▶ **Your task**:
Only these lines should appear, exactly: the one containing "Decode this image" and every line after it through the end of the material below.

▶ **Records provided**:
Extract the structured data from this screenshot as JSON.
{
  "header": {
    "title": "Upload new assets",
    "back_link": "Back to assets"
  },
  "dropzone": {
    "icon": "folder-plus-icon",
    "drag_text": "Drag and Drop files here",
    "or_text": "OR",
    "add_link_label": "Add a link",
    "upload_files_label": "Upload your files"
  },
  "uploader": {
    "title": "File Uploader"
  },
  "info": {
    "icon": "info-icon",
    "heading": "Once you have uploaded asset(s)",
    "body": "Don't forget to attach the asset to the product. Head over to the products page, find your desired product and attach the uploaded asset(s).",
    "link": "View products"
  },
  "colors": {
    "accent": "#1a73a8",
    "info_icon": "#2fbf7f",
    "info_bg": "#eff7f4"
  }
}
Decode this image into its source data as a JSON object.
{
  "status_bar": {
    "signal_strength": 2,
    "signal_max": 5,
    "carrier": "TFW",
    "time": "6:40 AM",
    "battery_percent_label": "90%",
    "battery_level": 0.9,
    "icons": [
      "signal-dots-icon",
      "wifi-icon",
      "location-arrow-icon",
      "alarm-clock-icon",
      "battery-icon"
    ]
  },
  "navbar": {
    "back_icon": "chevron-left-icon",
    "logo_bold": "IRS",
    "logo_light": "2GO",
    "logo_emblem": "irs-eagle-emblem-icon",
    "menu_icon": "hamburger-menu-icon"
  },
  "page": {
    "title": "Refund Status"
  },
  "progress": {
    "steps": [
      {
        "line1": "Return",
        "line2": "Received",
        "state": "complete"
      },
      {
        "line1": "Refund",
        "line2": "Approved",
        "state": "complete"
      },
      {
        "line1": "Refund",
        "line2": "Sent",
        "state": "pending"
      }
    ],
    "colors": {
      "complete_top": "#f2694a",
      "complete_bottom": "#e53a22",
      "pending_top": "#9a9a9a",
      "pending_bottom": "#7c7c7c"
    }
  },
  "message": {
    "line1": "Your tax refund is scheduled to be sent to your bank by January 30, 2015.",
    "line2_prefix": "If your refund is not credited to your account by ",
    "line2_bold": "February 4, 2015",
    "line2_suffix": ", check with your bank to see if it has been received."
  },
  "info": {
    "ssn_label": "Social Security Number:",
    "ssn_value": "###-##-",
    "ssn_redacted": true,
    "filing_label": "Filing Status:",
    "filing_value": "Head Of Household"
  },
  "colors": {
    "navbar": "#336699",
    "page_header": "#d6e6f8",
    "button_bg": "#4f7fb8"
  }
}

▶ **Result below**:
Decode this image into its source data as a JSON object.
{
  "status_bar": {
    "signal_strength": 2,
    "signal_max": 5,
    "carrier": "TFW",
    "time": "6:40 AM",
    "battery_percent_label": "90%",
    "battery_level": 0.9,
    "icons": [
      "signal-dots-icon",
      "wifi-icon",
      "location-arrow-icon",
      "alarm-clock-icon",
      "battery-icon"
    ]
  },
  "navbar": {
    "back_icon": "chevron-left-icon",
    "logo_bold": "IRS",
    "logo_light": "2GO",
    "logo_emblem": "irs-eagle-emblem-icon",
    "menu_icon": "hamburger-menu-icon"
  },
  "page": {
    "title": "Refund Status"
  },
  "progress": {
    "steps": [
      {
        "line1": "Return",
        "line2": "Received",
        "state": "complete"
      },
      {
        "line1": "Refund",
        "line2": "Approved",
        "state": "complete"
      },
      {
        "line1": "Refund",
        "line2": "Sent",
        "state": "pending"
      }
    ],
    "colors": {
      "complete_top": "#f2694a",
      "complete_bottom": "#e53a22",
      "pending_top": "#9a9a9a",
      "pending_bottom": "#7c7c7c"
    }
  },
  "message": {
    "line1": "Your tax refund is scheduled to be sent to your bank by January 30, 2015.",
    "line2_prefix": "If your refund is not credited to your account by ",
    "line2_bold": "February 4, 2015",
    "line2_suffix": ", check with your bank to see if it has been received."
  },
  "info": {
    "ssn_label": "Social Security Number:",
    "ssn_value": "###-##-",
    "ssn_redacted": true,
    "filing_label": "Filing Status:",
    "filing_value": "Head Of Household"
  },
  "colors": {
    "navbar": "#336699",
    "page_header": "#d6e6f8",
    "button_bg": "#4f7fb8"
  }
}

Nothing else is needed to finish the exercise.